Wear and tear inevitably occur inside buildings, particularly commercial spaces with several people moving around and using the facilities. Regularly performed inspections and maintenance minimize the effects of use and assist with keeping your property in stellar condition.
As with the exterior, the surfaces walked on are especially important safety-wise. Weekly walks to ensure areas are clean and in good condition helps keep minor issues from becoming major issues. This is especially important in more extensive facilities with more inhabitants or high foot traffic.
A clean building is more inviting to everyone who enters the facility. Daily inspections assist with keeping the facility clean and ensure that break areas and restrooms are stocked with paper products and soap and that trash cans aren’t overflowing.
When walking the building, check for flooring wear and tear that can quickly become a trip hazard and make the facility run down. Pay extra attention to stairs and promptly fix any potential risks. At the same time, double-check that all railings are solid and tighten any loose areas. To help extend flooring lifespan, consider using fixed walk-off flooring or scheduling a deep cleaning a few times a year or more frequently, depending on foot traffic.
Look at walls and ceilings, looking for cracks or damage that should be addressed quickly. This is a great time to pay attention to light switches, plate covers, and light fixtures. Any loose covers or fixtures should be tightened or replaced as needed. Pay attention to lights that seem dim or take longer to light up, and make a note to check bulbs, wiring, and transformers as needed.
Fire safety systems, elevators, and escalators often have local or state ordinances and OSHA requirements. For more information on fire protection, check OSHA standards and local requirements for your business type. Fire extinguishers should be reviewed annually by a state-licensed technician. It is good to have emergency lighting tested every six months and repaired or replaced as needed.

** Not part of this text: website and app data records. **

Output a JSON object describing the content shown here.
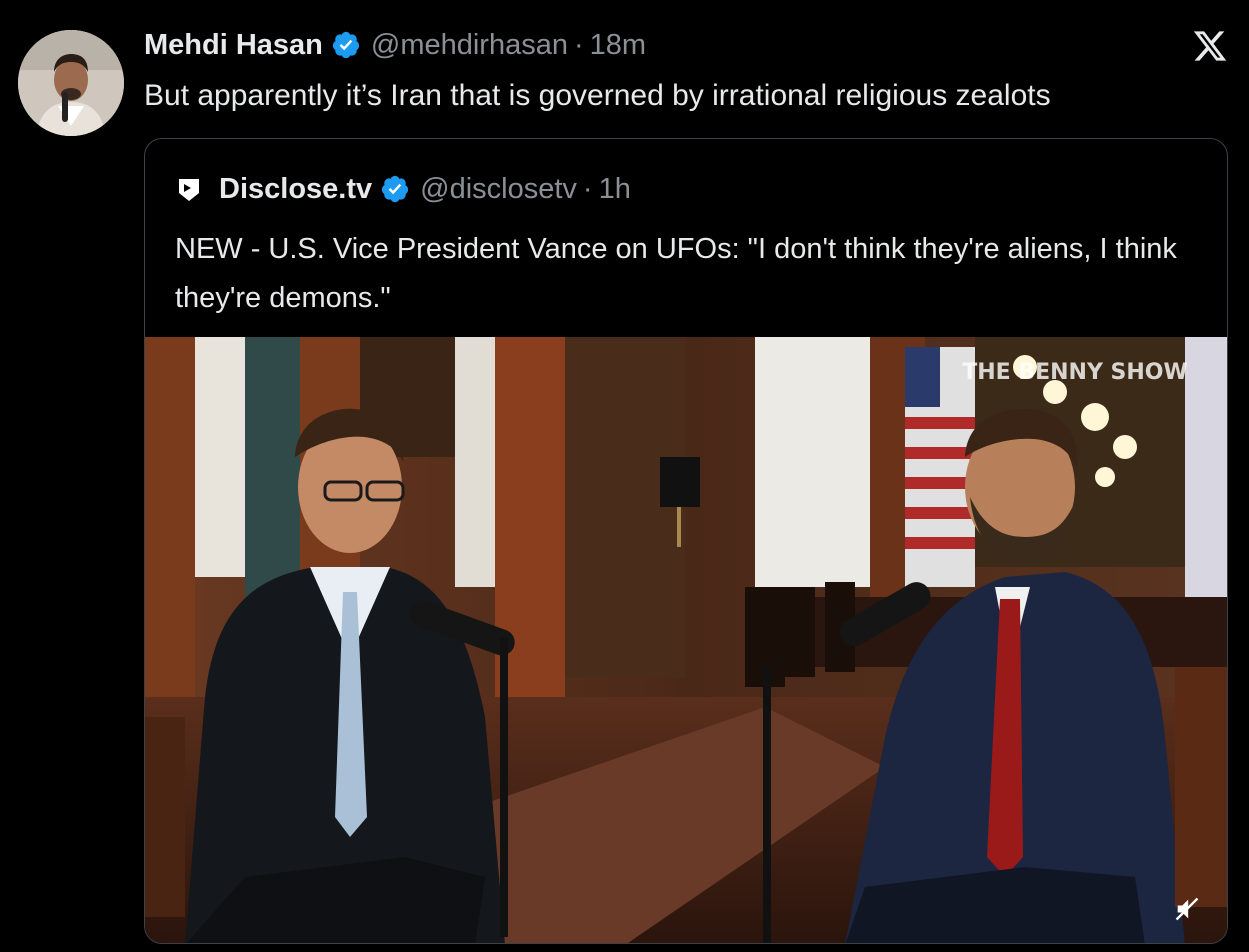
{
  "tweet": {
    "author_name": "Mehdi Hasan",
    "handle": "@mehdirhasan",
    "separator": "·",
    "time": "18m",
    "text": "But apparently it’s Iran that is governed by irrational religious zealots",
    "verified_icon": "verified-badge-icon",
    "platform_icon": "x-logo-icon"
  },
  "quoted_tweet": {
    "author_name": "Disclose.tv",
    "handle": "@disclosetv",
    "separator": "·",
    "time": "1h",
    "text": "NEW - U.S. Vice President Vance on UFOs: \"I don't think they're aliens, I think they're demons.\"",
    "media": {
      "watermark": "THE BENNY SHOW",
      "mute_icon": "muted-speaker-icon"
    }
  },
  "colors": {
    "background": "#000000",
    "text_primary": "#e7e9ea",
    "text_secondary": "#8b9096",
    "verified_blue": "#1d9bf0",
    "border": "#3d4247"
  }
}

Exterior and interior plumbing should be inspected regularly to spot small leaks before they become expensive water damage issues. Look at all visible pipes and watch for drips or puddles of water. You may want to consider a leak detection system if checking for leaks is impractical for your business. Note any slow draining sinks or easily clogged toilets as these can indicate hidden issues with pipes you can’t see. Consider implementing a quarterly drain cleaning to keep drain issues to a minimum.
Run irrigation system tests to check water spray areas and adjust as needed. When sprinklers repeatedly hit an outside wall, they usually cause damage, leading to water intrusion and potentially creating mold or mildew situations and rotted framing. Broken sprinkler heads can cause expensive water bills, flooding, washouts, and damage to vegetation. Frequently scanning the property when irrigation is running lessens the chance of expensive plant or dirt replacement from sprinkler malfunctions.
The HVAC system is one of the costliest systems to replace and vital to building inhabitants’ comfort and health. One of the most important things you can do to keep your HVAC system in good working order is to replace air filters monthly and check that system drains are working correctly. Scheduling quarterly preventive maintenance helps keep the system in better condition for longer and is a worthwhile investment.
Both the exterior and interior of any building benefit from routine pest control. Check with local pest control services to determine the best schedule for your facility type.
Preventive building maintenance may seem daunting, but it’s easily simplified by creating a thorough checklist and setting a routine for walking the property. We’ve provided a basic checklist template that can be customized to the specifics of your facility and grounds. When creating your checklist, verify if manufacturer warranties require inspections to be performed and at what intervals.